'Hind Swaraj or Indian Home Rule'
(by Mahatma Gandhi)
It is certainly my good fortune that this booklet of mine is
receiving wide attention. The original is in Gujarati. It has a
chequered career. It was first published in the columns of the
Indian Opinion of South Africa. It was written in 1908
during my return voyage from London to South Africa in answer to
the Indian school of violence and its prototype in South Africa.
I came in contact with every known Indian anarchist in London.
Their bravery impressed me, but I felt that their zeal was misguided.
I felt that violence was no remedy for India's ills, and that her
civilisation required the use of a different and higher weapon for
self-protection. The Satyagraha of South Africa was still
an infant hardly two years old. But it had developed sufficiently
to permit me to write of it with some degree of confidence. What I
wrote was so much appreciated that it was published as a booklet. It
attracted some attention in India. The Bombay Government prohibited
its circulation. I replied by publishing its translation. I
thought it was due to my English friends that they should know its contents.
In my opinion it is a book which can be put into the hands of a
child. It teaches the gospel of love in place of that of hate.
It replaces violence with self-sacrifice. It pits soul force against
brute force. It has gone through several editions and I commend it
to those who would care to read it. I withdraw nothing except one
word of it, and that in deference to a lady friend.
The booklet is a severe condemnation of 'modern civilisation'. It
was written in 1908. My conviction is deeper today than ever. I feel
that if India will discard 'modern civilisation', she can only gain
by doing so.
But I would warn the reader against thinking that I am today aiming
at the Swaraj described therein. I know that India is not
ripe for it. It may seem an impertinence to say so. But such is my
conviction. I am individually working for the self-rule pictured
therein. But today my corporate activity is undoubtedly devoted to
the attainment of Parliamentary Swaraj in accordance with
the wishes of the people of India.
I am not aiming at destroying railways or hospitals, though I would
certainly welcome their natural destruction. Neither railways nor
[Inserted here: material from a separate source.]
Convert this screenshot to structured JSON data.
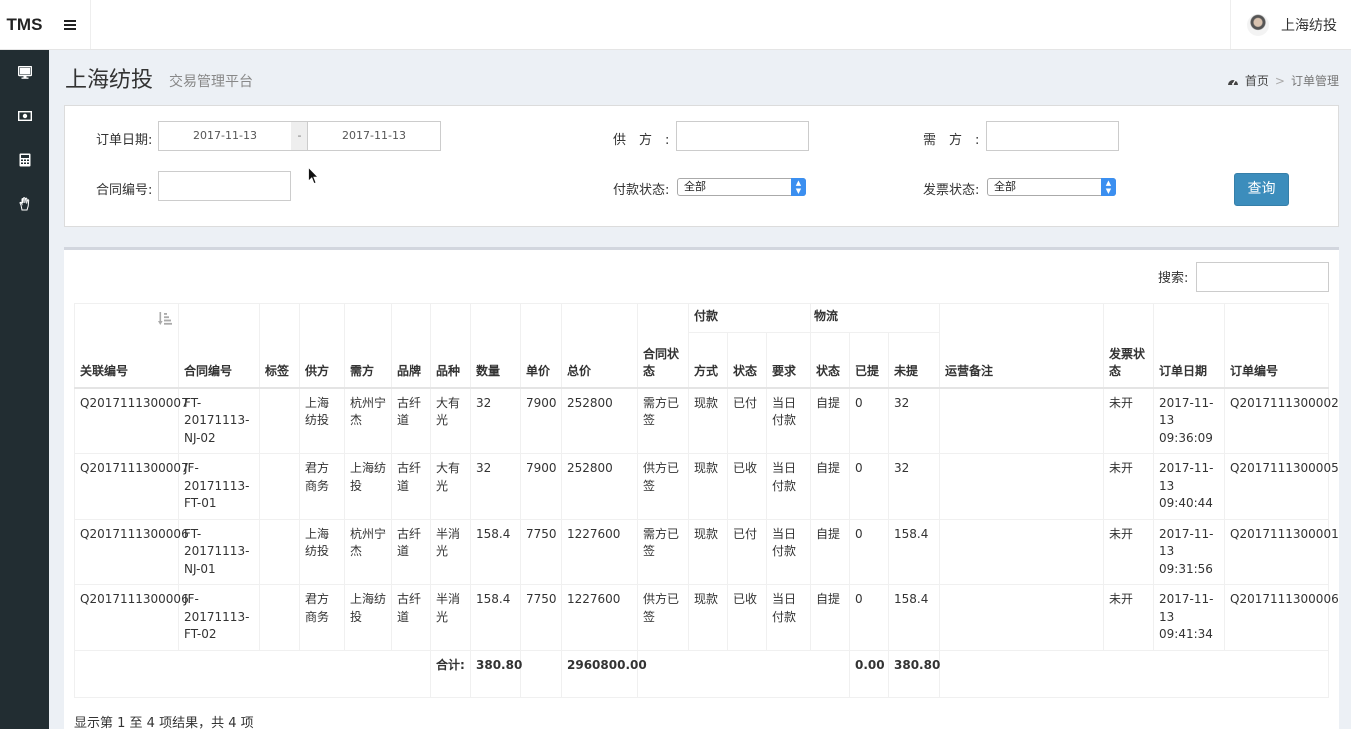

hospitals are a test of a high and pure civilisation. At best they
are a necessary evil. Neither adds one inch to the moral stature of
a nation. Nor am I aiming at a permanent destruction of law courts,
much as I regard it as a 'consummation devoutly to be wished'. Still
less am I trying to destroy all machinery and mills. It requires
a higher simplicity and renunciation than the people are today
The only part of the programme which is now being carried out is
that of non-violence. But I regret to have to confess that even
that is not being carried out in the spirit of the book. If it were,
India would establish Swaraj in a day. If India adopted the
doctrine of love as an active part of her religion and introduced
it in her politics. Swaraj would descent upon India from heaven. But
I am painfully aware that that event is far off as yet.
I offer these comments because I observe that much is being quoted
from the booklet to discredit the present movement. I have even
seen writings suggesting that I am playing a deep game, that I
am using the present turmoil to foist my fads on India, and am
making religious experiments at India's expense. I can only answer
that Satyagraha is made of sterner stuff. There is nothing
reserved and nothing secret in it. A portion of the whole theory
of life described in Hind Swaraj is undoubtedly being carried into
practice. There is no danger attendant upon the whole of it being
practised. But it is not right to scare away people by reproducing
from my writings passages that are irrelevant to the issue before
Mohandas K Gandhi
. . . . . . . . . . . . . . . . . . . . . . . . . . . . . . . .
(Young India. January 1921)
Read Hind Swaraj: Chapter 1 | 2 | 3 | 4 | 5 | 6 | 7 | 8 | 9 | 10 | 11 | 12 | 13 | 14 | 15 | 16 | 19 | 11 | Conclusion
'Hind Swaraj or Indian Home Rule' is a book written by
Mahatma Gandhi in 1909 which sparked off the Indian Nationalist Movement.